Could Artificial Coral Reefs Protect Vulnerable Ocean Areas From Climate Change?

Climate change from rising levels of carbon dioxide (CO2) is having two major effects in our seas – global warming and ocean acidification – and the combination of these threats is affecting marine life from single organisms to species communities.

Climate change from rising levels of carbon dioxide (CO2) is having two major effects in our seas – global warming and ocean acidification – and the combination of these threats is affecting marine life from single organisms to species communities.

Researchers from the University of Portsmouth are helping to build an artificial reef that could protect vulnerable marine ecosystems in the Mediterranean Sea against climate change.

The reef is made of small plastic structures that mimic natural coralline algae (algae with calcium carbonate structures), which have a similar ecological function to corals. Coralline algae form reefs that are able to host different species to create highly diverse and complex environments.

Due to their calcium carbonate structures, coralline algae are extremely vulnerable ocean acidification, since their skeleton is very soluble to low pH conditions. Their survival and the survival of their associated species is at risk.

Read Full Story: Phys.org/University of Portsmouth

Photo: Nick Hobgood/Wikimedia Commons (CC BY-SA 3.0)

To view the Creative Commons license for the image, click here.

Sign up today and take the pledge to save the world's oceans, and receive your very own passport to the high seas at: www.theterramarproject.org

Comments
No. 1-1
jean
jean

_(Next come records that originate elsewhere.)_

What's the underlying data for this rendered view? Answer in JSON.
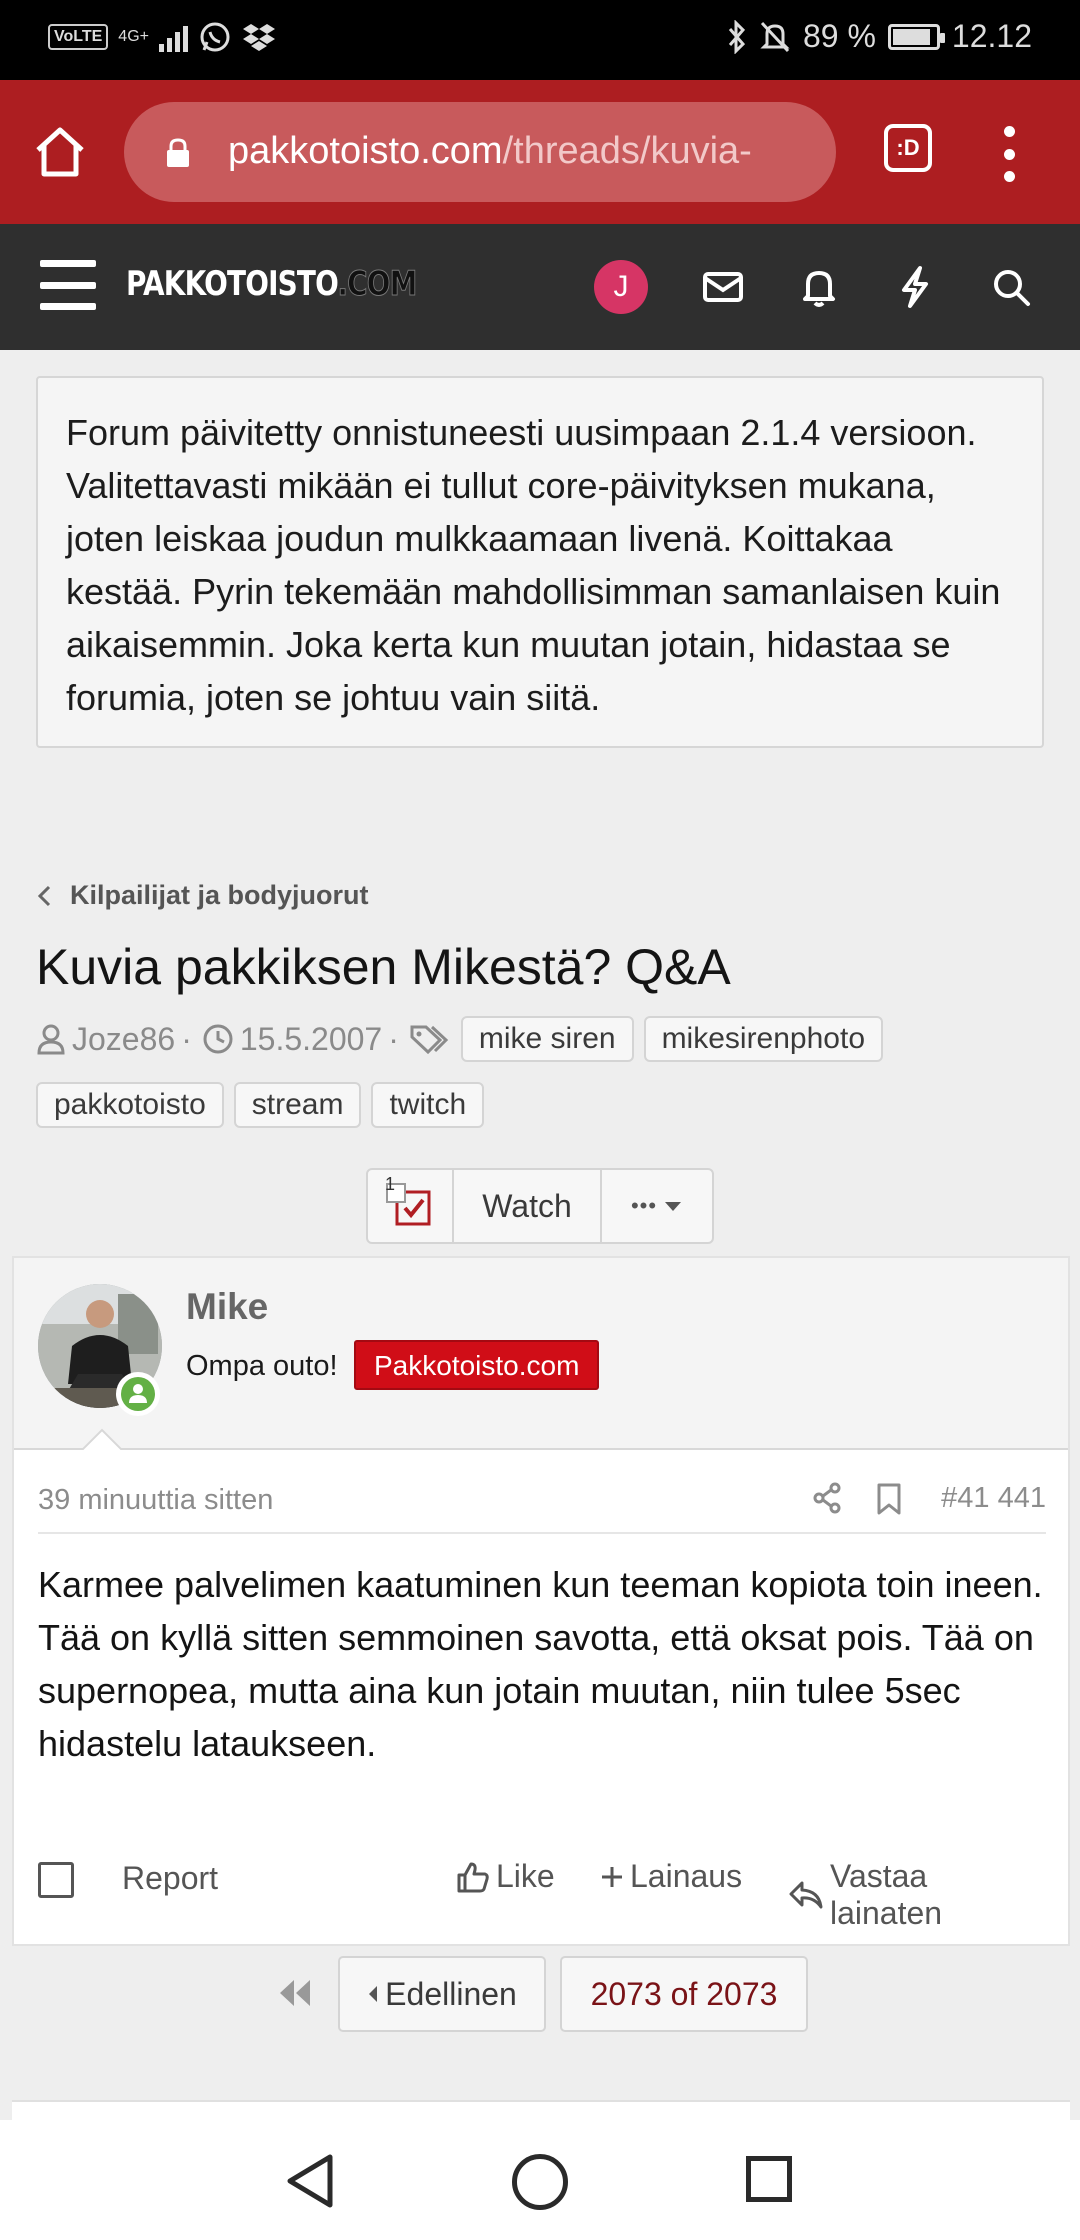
{
  "status_bar": {
    "volte": "VoLTE",
    "network": "4G+",
    "battery": "89 %",
    "battery_fraction": 0.89,
    "time": "12.12",
    "icons": [
      "whatsapp-icon",
      "dropbox-icon",
      "bluetooth-icon",
      "mute-icon",
      "battery-icon"
    ]
  },
  "browser": {
    "url_domain": "pakkotoisto.com",
    "url_path": "/threads/kuvia-",
    "tab_icon": ":D"
  },
  "site_header": {
    "logo_main": "PAKKOTOISTO",
    "logo_suffix": ".COM",
    "user_initial": "J",
    "accent": "#d63565"
  },
  "notice": {
    "text": "Forum päivitetty onnistuneesti uusimpaan 2.1.4 versioon. Valitettavasti mikään ei tullut core-päivityksen mukana, joten leiskaa joudun mulkkaamaan livenä. Koittakaa kestää. Pyrin tekemään mahdollisimman samanlaisen kuin aikaisemmin. Joka kerta kun muutan jotain, hidastaa se forumia, joten se johtuu vain siitä."
  },
  "thread": {
    "breadcrumb": "Kilpailijat ja bodyjuorut",
    "title": "Kuvia pakkiksen Mikestä? Q&A",
    "author": "Joze86",
    "date": "15.5.2007",
    "tags": [
      "mike siren",
      "mikesirenphoto",
      "pakkotoisto",
      "stream",
      "twitch"
    ]
  },
  "thread_actions": {
    "badge_count": "1",
    "watch_label": "Watch",
    "more_label": "•••"
  },
  "post": {
    "username": "Mike",
    "user_title": "Ompa outo!",
    "user_banner": "Pakkotoisto.com",
    "time": "39 minuuttia sitten",
    "number": "#41 441",
    "body": "Karmee palvelimen kaatuminen kun teeman kopiota toin ineen. Tää on kyllä sitten semmoinen savotta, että oksat pois. Tää on supernopea, mutta aina kun jotain muutan, niin tulee 5sec hidastelu lataukseen.",
    "report_label": "Report",
    "like_label": "Like",
    "quote_label": "Lainaus",
    "reply_label": "Vastaa lainaten",
    "banner_color": "#d00d17"
  },
  "pagination": {
    "prev_label": "Edellinen",
    "current_label": "2073 of 2073"
  },
  "colors": {
    "browser_bar": "#ad1e21",
    "site_header": "#2f2f2f",
    "online": "#63b045"
  }
}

Yes, I think so. By placing one near an existing but dying reef, fish and divers etc might be drawn to a new area, thereby protecting the dying one and giving it a chance to replenish.

Stories